I asked a man in prison once how he happened to be there and he said he had stolen a pair of shoes. I told him if he had stolen a railroad he would be a United States Senator.
He had drawn many a thousand of these rations in prisons and camps, and though he'd never had an opportunity to weight them on scales, and although, being a man of timid nature, he knew no way of standing up for his rights, he, like every other prisoner, had discovered long ago that honest weight was never to be found in the bread-cutting. There was short weight in every ration. The only point was how short. So every day you took a look to soothe your soul - today, maybe, they haven't snitched any.
If it's near dinner-time, the foreman takes out his watch when the jury has retired, and says: "Dear me, gentlemen, ten minutes to five, I declare! I dine at five, gentlemen." "So do I," says everybody else, except two men who ought to have dined at three and seem more than half disposed to stand out in consequence.
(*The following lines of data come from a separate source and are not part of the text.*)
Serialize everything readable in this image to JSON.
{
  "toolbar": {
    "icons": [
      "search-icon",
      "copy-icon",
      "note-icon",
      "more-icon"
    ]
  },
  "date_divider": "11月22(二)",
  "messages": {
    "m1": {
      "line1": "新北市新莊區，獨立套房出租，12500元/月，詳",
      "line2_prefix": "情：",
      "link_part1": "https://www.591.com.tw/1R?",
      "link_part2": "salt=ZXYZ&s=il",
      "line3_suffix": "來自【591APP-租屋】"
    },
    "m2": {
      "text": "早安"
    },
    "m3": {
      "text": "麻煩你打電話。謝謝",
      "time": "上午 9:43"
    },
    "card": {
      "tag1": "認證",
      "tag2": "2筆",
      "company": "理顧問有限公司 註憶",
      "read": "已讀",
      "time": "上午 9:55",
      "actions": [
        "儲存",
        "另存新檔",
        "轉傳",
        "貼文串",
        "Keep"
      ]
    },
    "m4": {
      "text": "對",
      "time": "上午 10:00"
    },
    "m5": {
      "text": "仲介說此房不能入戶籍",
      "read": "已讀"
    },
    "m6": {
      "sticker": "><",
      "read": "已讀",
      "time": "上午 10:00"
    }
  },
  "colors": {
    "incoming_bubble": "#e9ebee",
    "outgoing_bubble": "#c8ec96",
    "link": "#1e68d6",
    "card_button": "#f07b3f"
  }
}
The foreman smiles, and puts up his watch:--"Well, gentlemen, what do we say, plaintiff or defendant, gentlemen?
I wrote a million words in the first year, and I could never have done that outside of prison.
Those magistrates who can prevent crime, and do not, in effect encourage it.
Crime is a logical extension of the sort of behavior that often [is] considered perfectly respectable in legitimate business.
The public have more interest in the punishment of an injury than he who receives it.
On a planet that increasingly resembles one huge Maximum Security prison, the only intelligent choice is to plan a jail break.
To make punishments efficacious, two things are necessary. They must never be disproportioned to the offence, and they must be certain.
They took away my money, my family, and my security. Why couldn't they destroy my ideas? We will question them in court tomorrow as we trigger The Revolution of all revolutions!
Prisons don't rehabilitate, they don't punish, they don't protect, so what the hell do they do?
The law does not pretend to punish everything that is dishonest. That would seriously interfere with business.
It was only when I lay there on the rotting prison straw that I sensed within myself the first stirrings of good. Gradually it was disclosed to me that the line separating good and evil passes not between states nor between social classes nor between political parties, but right through every human heart, through all human hearts. And that is why I turn back to the years of my imprisonment and say, sometimes to the astonishment of those about me, bless you, prison, for having been a part of my life.
The worst prison is not of stone. It is of a throbbing heart, outraged by an infamous life.
If two people fight on the street, whose fault is it? Who is the criminal? It is the government’s responsibility because the government has not educated the people to not make mistakes. The people have inadequate, incompetent education, so they make mistakes! It is such a fraud.
What restrains us from killing is partly fear of punishment, partly moral scruple, and partly what may be described as a sense of humor.
The difference between tax avoidance and tax evasion is the thickness of a prison walls.